If you believe you are magnesium-deficient, you can confirm this with a simple blood test. Also, speak with your doctor to rule out other possible health problems.

Irrespective of the outcome, try to regularly eat plenty of magnesium-rich foods such as whole grains, legumes, and seeds. These foods will nourish your cells with magnesium as well as other beneficial nutrients.

In addition, you can also take a magnesium supplement.

Some magnesium supplements are absorbed better than others, and the more absorbable ones are as follows [24, 25]:

  • Magnesium Chelate
  • Magnesium Citrate
  • Magnesium Glycinate
  • Magnesium Threonate

I regularly consume the Anti-Stress Magnesium Supplement Drink Mix. Magnesium is more easily absorbed in powder form, and since calcium and magnesium should be taken in specific proportions, this Natural Vitality Calm Magnesium Citrate PLUS Calcium is the ideal supplement. 

I also like Doctor's Best High Absorption Magnesium Powder, 100% Chelated TRACCS. This high absorption magnesium powder uses a patented, organic, chelated delivery form of magnesium to optimize bioavailability and GI tolerance.
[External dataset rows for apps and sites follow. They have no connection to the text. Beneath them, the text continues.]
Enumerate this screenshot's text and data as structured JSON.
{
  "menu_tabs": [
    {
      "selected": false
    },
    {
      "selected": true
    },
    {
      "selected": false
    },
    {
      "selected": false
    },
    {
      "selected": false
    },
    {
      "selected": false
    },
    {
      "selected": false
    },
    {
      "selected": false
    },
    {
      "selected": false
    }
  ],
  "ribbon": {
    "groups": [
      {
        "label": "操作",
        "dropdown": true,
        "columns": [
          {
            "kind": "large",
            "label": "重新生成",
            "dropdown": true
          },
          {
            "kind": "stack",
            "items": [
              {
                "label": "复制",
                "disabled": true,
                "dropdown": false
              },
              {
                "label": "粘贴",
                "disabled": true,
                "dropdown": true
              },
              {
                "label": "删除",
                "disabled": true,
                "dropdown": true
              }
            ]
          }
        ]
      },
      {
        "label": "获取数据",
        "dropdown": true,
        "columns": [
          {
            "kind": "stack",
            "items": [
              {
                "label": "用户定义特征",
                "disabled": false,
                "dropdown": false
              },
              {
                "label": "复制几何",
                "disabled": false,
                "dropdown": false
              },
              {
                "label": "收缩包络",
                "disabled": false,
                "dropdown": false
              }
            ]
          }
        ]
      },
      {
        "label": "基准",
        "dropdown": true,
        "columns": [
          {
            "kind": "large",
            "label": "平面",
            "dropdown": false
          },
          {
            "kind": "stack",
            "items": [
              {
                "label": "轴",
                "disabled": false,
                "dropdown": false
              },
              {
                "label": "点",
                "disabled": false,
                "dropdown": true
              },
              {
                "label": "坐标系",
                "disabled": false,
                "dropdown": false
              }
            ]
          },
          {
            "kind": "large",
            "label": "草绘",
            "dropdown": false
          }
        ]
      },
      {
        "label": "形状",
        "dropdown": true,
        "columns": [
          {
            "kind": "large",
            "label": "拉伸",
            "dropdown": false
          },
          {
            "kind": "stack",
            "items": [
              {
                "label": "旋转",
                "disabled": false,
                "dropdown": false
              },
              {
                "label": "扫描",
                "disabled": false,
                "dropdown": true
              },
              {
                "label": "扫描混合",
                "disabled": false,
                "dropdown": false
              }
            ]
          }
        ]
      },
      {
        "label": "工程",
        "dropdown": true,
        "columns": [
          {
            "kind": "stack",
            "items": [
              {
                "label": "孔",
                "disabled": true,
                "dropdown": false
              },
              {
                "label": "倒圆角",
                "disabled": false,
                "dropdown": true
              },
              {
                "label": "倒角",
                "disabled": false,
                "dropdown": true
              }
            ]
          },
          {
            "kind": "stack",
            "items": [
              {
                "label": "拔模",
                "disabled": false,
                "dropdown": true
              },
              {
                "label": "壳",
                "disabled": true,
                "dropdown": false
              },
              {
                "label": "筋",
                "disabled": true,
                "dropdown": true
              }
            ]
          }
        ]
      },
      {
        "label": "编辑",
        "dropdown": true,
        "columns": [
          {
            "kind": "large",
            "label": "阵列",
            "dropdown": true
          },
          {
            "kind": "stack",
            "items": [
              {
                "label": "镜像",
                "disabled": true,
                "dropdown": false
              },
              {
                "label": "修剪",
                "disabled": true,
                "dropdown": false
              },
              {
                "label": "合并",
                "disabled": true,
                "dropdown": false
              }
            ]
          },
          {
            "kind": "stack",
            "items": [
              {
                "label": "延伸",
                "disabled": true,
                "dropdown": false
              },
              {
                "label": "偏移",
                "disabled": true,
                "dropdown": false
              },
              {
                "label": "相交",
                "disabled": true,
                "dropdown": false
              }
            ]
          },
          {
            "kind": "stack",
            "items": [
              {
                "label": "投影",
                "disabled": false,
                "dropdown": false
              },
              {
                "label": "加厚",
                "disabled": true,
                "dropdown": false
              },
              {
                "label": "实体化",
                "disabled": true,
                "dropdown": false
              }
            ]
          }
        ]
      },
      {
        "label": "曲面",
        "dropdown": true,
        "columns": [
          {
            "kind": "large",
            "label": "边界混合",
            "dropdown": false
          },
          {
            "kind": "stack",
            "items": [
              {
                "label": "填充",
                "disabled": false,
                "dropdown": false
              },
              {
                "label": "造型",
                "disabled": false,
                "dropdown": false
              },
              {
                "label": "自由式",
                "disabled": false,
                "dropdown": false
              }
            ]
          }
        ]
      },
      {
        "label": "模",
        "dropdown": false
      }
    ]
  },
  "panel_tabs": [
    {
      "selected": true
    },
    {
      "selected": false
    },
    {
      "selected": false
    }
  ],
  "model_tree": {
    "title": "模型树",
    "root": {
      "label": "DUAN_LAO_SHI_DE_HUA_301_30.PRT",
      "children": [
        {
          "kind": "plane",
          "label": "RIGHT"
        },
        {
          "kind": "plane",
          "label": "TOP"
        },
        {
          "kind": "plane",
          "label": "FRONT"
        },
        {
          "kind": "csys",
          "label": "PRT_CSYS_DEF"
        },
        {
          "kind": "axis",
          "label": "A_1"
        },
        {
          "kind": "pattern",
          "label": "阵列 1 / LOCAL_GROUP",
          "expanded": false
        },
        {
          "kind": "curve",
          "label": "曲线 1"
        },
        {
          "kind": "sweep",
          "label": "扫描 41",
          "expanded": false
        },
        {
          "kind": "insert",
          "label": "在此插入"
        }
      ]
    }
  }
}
It is not buffered and is more absorbable than magnesium oxide.

Another good option would be Pure Micronutrients Magnesium Glycinate Supplement (Chelated).  This magnesium supplement contains no Magnesium Stearate, gluten, dairy, soy, preservatives, artificial colors / flavors & is non GMO.

The following two tabs change content below.
Sandra is the founder of Amosuir and anxiety expert based on 20 years of personal experience. Her anxiety advice has been featured in Best Life, Human Window, Life Hacker Guy, Morning Lazziness, Clockify, Blunt Therapy, and Outwit Trade, amongst many other publications. Sandra, also holds diplomas in Cognitive Behavioral Therapy (CBT), Psychotherapy and Counselling, Stress Management, Yoga, Holistic Nutrition, Advanced Nutrition, and Vegetarian & Vegan Nutrition.

Sharing is caring!

shares